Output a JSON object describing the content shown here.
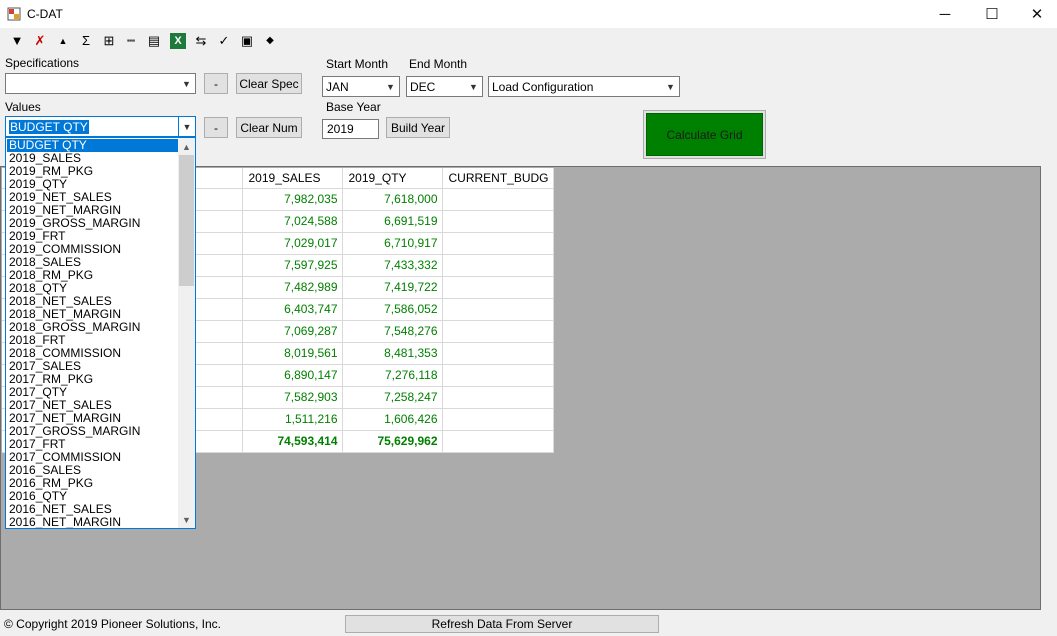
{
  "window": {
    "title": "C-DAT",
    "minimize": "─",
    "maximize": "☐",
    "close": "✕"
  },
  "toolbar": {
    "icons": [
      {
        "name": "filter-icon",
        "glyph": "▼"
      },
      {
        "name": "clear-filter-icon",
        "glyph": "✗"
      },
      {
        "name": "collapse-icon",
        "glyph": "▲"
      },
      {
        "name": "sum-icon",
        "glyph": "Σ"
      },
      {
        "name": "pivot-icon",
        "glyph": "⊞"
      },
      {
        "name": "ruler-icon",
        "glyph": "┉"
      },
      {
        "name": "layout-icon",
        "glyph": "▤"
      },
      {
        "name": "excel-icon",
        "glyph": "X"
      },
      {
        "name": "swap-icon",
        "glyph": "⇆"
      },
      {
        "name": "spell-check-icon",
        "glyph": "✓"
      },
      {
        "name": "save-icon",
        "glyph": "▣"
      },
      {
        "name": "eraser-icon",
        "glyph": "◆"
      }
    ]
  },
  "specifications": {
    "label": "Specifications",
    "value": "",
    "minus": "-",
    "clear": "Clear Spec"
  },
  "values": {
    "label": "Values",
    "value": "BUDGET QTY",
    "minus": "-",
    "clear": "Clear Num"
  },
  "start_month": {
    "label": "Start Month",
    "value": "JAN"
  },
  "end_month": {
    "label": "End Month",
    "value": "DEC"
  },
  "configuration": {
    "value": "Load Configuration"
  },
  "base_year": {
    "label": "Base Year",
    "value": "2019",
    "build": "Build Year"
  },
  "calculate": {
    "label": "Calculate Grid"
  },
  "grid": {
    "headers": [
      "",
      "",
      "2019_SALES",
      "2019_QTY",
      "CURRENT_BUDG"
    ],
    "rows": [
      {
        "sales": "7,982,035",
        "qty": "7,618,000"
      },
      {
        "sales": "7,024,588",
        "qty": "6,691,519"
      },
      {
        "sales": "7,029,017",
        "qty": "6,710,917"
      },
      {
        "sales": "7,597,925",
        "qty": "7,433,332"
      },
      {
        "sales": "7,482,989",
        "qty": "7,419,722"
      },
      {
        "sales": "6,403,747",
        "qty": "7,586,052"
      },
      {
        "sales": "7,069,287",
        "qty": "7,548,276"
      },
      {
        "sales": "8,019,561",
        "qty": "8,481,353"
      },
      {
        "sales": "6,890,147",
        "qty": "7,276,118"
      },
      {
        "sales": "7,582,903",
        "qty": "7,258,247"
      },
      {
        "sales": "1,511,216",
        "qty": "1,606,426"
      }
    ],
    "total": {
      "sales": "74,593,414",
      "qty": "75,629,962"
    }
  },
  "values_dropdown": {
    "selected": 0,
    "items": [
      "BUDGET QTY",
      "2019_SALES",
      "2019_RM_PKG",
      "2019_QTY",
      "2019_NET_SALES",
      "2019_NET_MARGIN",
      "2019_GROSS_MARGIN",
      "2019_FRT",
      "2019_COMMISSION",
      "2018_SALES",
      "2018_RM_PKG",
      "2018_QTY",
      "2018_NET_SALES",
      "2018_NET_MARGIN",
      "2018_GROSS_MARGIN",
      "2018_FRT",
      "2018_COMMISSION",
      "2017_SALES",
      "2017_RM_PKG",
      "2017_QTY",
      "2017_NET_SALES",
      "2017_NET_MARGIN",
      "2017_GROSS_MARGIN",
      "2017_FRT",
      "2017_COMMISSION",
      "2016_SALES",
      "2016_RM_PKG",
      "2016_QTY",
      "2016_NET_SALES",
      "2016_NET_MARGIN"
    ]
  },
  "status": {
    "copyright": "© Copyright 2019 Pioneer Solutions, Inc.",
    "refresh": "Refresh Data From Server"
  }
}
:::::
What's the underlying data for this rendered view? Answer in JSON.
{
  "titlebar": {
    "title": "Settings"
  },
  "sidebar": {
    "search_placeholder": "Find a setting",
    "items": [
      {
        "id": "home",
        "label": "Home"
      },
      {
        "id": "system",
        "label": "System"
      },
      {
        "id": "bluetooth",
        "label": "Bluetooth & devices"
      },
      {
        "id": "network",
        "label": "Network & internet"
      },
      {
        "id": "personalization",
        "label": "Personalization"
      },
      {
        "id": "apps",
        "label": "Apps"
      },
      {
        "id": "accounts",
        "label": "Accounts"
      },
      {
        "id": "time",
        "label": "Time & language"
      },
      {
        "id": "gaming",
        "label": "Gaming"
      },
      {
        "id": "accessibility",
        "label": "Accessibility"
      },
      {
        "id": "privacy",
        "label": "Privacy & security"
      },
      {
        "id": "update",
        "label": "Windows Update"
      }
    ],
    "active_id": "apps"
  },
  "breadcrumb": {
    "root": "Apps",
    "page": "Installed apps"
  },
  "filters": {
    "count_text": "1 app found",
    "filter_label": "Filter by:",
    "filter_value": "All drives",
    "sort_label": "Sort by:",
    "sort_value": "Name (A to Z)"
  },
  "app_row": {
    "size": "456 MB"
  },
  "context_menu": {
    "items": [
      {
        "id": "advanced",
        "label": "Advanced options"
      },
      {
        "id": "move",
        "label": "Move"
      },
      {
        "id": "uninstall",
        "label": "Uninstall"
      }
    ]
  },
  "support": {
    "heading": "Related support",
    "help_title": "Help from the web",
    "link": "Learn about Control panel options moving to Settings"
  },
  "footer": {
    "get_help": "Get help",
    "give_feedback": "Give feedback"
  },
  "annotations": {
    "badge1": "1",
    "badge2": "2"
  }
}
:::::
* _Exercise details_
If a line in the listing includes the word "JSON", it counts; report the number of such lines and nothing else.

* _Worked solution_
2